The CCC is highly critical of the lack of effective measures in this poorly performing sector. Temperature adjusted emissions increased by 1% in 2017 (the same was the case in 2016). There has been only a 1% drop in emissions since 2009.
The CCC calls for more and stronger measures. In particular, it stressed the lost opportunities from the continued fall in home insulation rates: greater take up of low carbon heat sources/networks (heat pumps and district heating from low carbon rather than gas CHP); a need to make strategic decisions (in the early 2020’s) on the current reliance on natural gas, which it says is incompatible with long-term decarbonisation; a need to first recognise and then address a lack of current compliance and bring in enforcement with heavy penalties; the danger of the gap between energy design performance and real-world performance; a shift to operational savings and reporting of the same for public and commercial buildings; inadequate future proofing on new builds (“buildings built now are not fit for 2050”): and a need to address questions around the current balance of tax and regulatory costs across fuels, which it says currently weakens the private economic case for electrification.
Annual emissions reduced on average by 3% annually between 2009 –2016 and halved in the period since 1990. However in 2017 emissions increased by 1% and this was largely attributed to emissions from oil and gas production (overall industrial output grew by circa 3%).
The CCC recognises Government ambitions to decarbonise this sector, in particular in relation to industrial carbon capture and storage and a 20% energy efficiency target, but criticises the lack of policy detail and in particular in relation to the timing and implementation of policy. The CCC says it is uncertain over the extent to which ESOS (the Energy Savings Opportunity Scheme) will lead to uptake of the most cost-effective energy measures.
Agriculture and land use
Emissions from agriculture have not changed from 2015 but because of reductions elsewhere, agriculture’s emissions mean that its share of UK emissions has increased from 7% in 1990 to 10% in 2017.
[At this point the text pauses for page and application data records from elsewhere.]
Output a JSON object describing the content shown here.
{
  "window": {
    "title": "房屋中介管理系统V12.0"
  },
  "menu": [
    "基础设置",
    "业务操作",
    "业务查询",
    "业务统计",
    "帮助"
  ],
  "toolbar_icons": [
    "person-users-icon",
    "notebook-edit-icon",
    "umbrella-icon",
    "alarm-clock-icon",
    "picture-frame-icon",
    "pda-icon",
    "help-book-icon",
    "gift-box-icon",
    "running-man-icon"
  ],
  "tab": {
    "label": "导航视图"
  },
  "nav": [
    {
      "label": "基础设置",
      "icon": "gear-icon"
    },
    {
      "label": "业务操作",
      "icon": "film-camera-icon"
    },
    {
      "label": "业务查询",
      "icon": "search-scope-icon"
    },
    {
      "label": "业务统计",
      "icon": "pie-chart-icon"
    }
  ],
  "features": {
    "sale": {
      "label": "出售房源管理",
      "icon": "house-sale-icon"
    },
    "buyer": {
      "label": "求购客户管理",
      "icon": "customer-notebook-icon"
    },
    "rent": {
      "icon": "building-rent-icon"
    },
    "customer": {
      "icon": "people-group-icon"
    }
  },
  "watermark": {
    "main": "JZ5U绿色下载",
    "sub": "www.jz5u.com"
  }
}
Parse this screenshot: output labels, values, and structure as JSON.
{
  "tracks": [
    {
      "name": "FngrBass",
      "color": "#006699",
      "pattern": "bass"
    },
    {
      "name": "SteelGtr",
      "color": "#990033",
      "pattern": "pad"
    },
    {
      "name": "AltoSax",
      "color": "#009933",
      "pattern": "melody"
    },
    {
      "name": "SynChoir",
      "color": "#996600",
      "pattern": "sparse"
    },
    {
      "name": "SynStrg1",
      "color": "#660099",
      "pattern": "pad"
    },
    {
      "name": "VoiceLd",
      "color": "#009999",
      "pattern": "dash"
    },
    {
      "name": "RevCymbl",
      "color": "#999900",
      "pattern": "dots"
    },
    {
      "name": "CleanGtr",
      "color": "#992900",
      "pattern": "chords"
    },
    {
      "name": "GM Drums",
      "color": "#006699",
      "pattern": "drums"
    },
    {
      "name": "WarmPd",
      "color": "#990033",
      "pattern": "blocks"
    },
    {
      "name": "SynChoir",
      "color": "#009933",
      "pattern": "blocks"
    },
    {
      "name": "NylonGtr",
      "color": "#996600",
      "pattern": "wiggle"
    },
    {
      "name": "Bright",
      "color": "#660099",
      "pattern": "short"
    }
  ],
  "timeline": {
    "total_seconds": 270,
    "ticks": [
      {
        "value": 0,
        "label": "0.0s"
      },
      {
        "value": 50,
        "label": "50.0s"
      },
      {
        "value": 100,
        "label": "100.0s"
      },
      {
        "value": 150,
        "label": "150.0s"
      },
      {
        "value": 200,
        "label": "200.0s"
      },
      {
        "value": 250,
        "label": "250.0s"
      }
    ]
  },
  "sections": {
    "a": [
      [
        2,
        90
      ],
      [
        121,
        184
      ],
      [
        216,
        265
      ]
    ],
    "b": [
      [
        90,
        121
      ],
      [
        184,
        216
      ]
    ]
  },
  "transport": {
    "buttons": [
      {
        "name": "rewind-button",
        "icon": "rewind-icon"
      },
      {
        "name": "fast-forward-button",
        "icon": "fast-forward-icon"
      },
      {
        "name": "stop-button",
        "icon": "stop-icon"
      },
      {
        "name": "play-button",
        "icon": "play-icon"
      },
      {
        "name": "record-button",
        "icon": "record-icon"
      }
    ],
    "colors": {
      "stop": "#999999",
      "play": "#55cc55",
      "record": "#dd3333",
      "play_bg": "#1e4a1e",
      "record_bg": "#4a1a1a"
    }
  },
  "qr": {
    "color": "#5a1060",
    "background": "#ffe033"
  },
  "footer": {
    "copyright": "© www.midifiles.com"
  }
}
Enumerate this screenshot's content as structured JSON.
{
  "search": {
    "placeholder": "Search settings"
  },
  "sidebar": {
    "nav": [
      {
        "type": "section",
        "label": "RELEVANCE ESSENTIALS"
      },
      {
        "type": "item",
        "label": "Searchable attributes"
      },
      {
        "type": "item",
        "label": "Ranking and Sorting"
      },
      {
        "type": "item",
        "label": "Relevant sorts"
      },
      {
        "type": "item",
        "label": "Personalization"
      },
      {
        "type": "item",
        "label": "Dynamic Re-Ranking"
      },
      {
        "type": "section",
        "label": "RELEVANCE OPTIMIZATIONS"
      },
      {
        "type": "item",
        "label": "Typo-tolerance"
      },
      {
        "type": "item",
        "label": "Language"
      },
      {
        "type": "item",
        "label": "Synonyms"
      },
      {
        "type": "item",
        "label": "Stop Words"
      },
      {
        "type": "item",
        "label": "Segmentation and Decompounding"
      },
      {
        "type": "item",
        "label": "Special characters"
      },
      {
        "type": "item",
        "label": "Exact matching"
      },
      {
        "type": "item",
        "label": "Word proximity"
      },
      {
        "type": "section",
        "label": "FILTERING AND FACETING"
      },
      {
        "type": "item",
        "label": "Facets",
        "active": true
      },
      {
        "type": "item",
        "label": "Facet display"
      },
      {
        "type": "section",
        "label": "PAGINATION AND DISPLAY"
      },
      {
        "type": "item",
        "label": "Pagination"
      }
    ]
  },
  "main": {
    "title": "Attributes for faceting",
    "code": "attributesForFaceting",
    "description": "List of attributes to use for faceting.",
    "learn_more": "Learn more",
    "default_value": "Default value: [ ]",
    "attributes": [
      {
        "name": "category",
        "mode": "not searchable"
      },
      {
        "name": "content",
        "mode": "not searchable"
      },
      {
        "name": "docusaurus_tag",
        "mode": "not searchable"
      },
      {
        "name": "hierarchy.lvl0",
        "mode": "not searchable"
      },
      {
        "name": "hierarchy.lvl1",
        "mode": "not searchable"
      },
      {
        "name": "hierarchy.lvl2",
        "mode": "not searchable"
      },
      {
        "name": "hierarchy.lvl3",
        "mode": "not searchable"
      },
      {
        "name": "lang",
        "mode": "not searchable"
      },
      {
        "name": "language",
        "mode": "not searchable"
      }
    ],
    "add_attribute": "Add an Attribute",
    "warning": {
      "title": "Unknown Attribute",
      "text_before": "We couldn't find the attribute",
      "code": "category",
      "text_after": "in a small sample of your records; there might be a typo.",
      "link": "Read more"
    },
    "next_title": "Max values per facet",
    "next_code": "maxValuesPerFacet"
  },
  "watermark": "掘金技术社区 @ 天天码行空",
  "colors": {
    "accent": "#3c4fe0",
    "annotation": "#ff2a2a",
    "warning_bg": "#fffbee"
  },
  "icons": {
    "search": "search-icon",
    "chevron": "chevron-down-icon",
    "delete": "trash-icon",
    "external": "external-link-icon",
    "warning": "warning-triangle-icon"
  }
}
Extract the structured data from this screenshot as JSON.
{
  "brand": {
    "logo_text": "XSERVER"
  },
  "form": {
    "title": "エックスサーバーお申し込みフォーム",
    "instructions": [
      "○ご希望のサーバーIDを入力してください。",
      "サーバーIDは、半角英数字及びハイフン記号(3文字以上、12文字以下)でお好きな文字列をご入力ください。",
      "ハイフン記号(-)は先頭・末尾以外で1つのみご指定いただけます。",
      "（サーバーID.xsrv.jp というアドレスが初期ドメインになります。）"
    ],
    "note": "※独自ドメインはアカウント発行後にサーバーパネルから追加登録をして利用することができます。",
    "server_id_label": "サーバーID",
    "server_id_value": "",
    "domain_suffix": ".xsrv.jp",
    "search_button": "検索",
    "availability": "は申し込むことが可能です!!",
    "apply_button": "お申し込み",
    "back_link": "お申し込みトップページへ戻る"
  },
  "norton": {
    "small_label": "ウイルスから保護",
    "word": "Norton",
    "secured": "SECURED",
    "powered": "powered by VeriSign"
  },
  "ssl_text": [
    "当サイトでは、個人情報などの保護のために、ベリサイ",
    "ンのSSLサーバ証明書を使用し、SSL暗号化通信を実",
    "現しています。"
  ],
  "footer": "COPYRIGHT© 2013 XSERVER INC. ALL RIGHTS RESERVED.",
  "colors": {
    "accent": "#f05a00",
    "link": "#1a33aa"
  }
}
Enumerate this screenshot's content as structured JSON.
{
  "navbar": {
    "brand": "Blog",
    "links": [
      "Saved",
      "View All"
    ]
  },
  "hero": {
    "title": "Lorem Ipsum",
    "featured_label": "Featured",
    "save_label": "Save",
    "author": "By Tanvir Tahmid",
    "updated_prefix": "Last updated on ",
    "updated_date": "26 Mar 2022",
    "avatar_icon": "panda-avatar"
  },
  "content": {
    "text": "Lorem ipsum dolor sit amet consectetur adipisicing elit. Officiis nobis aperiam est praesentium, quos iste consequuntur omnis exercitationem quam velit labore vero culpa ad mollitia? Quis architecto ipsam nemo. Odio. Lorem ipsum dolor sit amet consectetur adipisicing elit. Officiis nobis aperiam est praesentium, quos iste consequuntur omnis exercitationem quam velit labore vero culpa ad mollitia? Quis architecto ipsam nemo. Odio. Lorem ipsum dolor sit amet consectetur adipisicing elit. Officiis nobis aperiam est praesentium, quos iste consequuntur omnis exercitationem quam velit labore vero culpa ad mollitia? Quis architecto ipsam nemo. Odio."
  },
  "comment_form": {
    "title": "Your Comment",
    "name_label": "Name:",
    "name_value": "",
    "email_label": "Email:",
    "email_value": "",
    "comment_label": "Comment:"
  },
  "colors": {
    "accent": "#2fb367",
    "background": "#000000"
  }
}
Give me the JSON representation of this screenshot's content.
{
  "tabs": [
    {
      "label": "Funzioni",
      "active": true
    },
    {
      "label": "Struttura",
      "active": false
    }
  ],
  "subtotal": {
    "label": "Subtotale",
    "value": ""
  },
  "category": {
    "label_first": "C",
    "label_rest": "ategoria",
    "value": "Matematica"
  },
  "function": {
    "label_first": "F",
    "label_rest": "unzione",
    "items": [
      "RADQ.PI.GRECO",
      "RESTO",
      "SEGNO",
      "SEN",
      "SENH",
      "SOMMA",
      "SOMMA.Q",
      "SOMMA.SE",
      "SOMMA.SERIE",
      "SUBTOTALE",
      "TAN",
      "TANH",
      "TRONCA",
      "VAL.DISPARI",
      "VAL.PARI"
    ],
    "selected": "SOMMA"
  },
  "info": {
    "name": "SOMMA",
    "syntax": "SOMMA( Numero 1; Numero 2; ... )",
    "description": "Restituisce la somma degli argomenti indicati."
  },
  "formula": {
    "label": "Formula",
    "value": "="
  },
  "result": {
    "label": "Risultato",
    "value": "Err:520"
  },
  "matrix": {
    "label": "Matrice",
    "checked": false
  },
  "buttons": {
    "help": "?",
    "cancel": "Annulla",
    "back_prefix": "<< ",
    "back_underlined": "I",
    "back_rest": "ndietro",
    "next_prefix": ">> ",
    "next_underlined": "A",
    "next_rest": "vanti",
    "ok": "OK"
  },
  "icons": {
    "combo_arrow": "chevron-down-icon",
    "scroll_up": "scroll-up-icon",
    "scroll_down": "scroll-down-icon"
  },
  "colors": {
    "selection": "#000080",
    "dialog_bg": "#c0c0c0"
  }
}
Two main criticisms made by the CCC are a lack of importance attached to this by farmers and inaction in afforestation levels. The CCC suggests that the proposed post-CAP framework should link financial support to agricultural emissions reduction and carbon sequestration via afforestation. Likewise the Industrial Strategy Challenge Fund aimed at transforming food production, should be allocated to projects that deliver emissions reduction.
Fluorinated gases (F-gases – which are mainly used as refrigerants) accounted for around 3% of the total UK greenhouse gas emissions in 2016. In 2016 there was a 4% reduction in emissions. This was 2% shortof the targeted 6% cost effective reduction. The thrust of the CCC reporting highlights the potential to reduce F-gases emissions further and faster than the current EU F-gas Regulation. This potential lies in deploying equipment that can use low global warming potential refrigerants and further reducing leakage rates. The CCC advocates the creation of policy to achieve this.
Reports of the CCC are influential per se and all the more so because they are linked to the legal requirements concerning the UK’s carbon budgets. To this extent they provide signposting of the thinking of this influential body. Very big directional changes were made in the power and waste management sectors over the last 10 – 15 years and these have led to significant reductions in emissions from these sectors. The CCC holds this out as argument that well focused and implemented policies work. We appear to be on the verge of potentially huge changes in the road transport sector which could result in that sector making significant reductions. Taking all this together, there is an uneasy sense that industry, real estate and construction, and agriculture will be particularly exposed over the next decade or so.
Those involved in the supply of (and/or related services and infrastructure) heat networks, heat pumps, electric vehicles and carbon capture and storage, will no doubt be pleased by the CCC’s commentary.